• **AIM OF THE EXERCISE**
An exact, complete copy of the entries that follow is needed.
--------
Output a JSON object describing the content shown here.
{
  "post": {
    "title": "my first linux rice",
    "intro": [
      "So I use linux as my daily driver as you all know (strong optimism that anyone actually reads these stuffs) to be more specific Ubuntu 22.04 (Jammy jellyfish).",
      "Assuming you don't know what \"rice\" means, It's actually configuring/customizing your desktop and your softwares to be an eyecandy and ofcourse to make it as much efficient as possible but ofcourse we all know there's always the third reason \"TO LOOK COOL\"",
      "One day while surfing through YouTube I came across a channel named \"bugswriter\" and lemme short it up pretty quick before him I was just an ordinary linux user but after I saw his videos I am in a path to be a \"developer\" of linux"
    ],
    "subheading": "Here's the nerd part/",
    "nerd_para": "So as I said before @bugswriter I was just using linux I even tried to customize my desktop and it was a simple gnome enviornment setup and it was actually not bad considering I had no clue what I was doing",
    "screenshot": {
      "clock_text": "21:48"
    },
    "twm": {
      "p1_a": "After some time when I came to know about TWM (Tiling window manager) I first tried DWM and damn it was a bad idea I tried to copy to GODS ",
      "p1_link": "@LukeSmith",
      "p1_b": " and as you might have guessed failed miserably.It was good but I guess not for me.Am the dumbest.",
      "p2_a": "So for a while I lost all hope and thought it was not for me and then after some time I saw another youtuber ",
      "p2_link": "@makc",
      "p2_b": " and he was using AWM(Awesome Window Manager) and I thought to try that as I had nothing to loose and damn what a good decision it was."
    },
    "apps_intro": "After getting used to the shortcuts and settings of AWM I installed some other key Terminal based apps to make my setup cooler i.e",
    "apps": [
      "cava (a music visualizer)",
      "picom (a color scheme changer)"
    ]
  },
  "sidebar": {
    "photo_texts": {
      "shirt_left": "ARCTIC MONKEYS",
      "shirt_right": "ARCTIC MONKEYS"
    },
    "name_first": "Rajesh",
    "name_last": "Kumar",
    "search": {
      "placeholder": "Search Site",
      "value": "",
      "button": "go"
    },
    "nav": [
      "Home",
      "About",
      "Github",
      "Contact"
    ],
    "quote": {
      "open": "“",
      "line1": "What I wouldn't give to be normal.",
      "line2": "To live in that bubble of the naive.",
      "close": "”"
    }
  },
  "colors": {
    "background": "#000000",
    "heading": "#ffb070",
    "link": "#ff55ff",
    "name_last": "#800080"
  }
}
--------
• **WRITTEN ANSWER**
Output a JSON object describing the content shown here.
{
  "post": {
    "title": "my first linux rice",
    "intro": [
      "So I use linux as my daily driver as you all know (strong optimism that anyone actually reads these stuffs) to be more specific Ubuntu 22.04 (Jammy jellyfish).",
      "Assuming you don't know what \"rice\" means, It's actually configuring/customizing your desktop and your softwares to be an eyecandy and ofcourse to make it as much efficient as possible but ofcourse we all know there's always the third reason \"TO LOOK COOL\"",
      "One day while surfing through YouTube I came across a channel named \"bugswriter\" and lemme short it up pretty quick before him I was just an ordinary linux user but after I saw his videos I am in a path to be a \"developer\" of linux"
    ],
    "subheading": "Here's the nerd part/",
    "nerd_para": "So as I said before @bugswriter I was just using linux I even tried to customize my desktop and it was a simple gnome enviornment setup and it was actually not bad considering I had no clue what I was doing",
    "screenshot": {
      "clock_text": "21:48"
    },
    "twm": {
      "p1_a": "After some time when I came to know about TWM (Tiling window manager) I first tried DWM and damn it was a bad idea I tried to copy to GODS ",
      "p1_link": "@LukeSmith",
      "p1_b": " and as you might have guessed failed miserably.It was good but I guess not for me.Am the dumbest.",
      "p2_a": "So for a while I lost all hope and thought it was not for me and then after some time I saw another youtuber ",
      "p2_link": "@makc",
      "p2_b": " and he was using AWM(Awesome Window Manager) and I thought to try that as I had nothing to loose and damn what a good decision it was."
    },
    "apps_intro": "After getting used to the shortcuts and settings of AWM I installed some other key Terminal based apps to make my setup cooler i.e",
    "apps": [
      "cava (a music visualizer)",
      "picom (a color scheme changer)"
    ]
  },
  "sidebar": {
    "photo_texts": {
      "shirt_left": "ARCTIC MONKEYS",
      "shirt_right": "ARCTIC MONKEYS"
    },
    "name_first": "Rajesh",
    "name_last": "Kumar",
    "search": {
      "placeholder": "Search Site",
      "value": "",
      "button": "go"
    },
    "nav": [
      "Home",
      "About",
      "Github",
      "Contact"
    ],
    "quote": {
      "open": "“",
      "line1": "What I wouldn't give to be normal.",
      "line2": "To live in that bubble of the naive.",
      "close": "”"
    }
  },
  "colors": {
    "background": "#000000",
    "heading": "#ffb070",
    "link": "#ff55ff",
    "name_last": "#800080"
  }
}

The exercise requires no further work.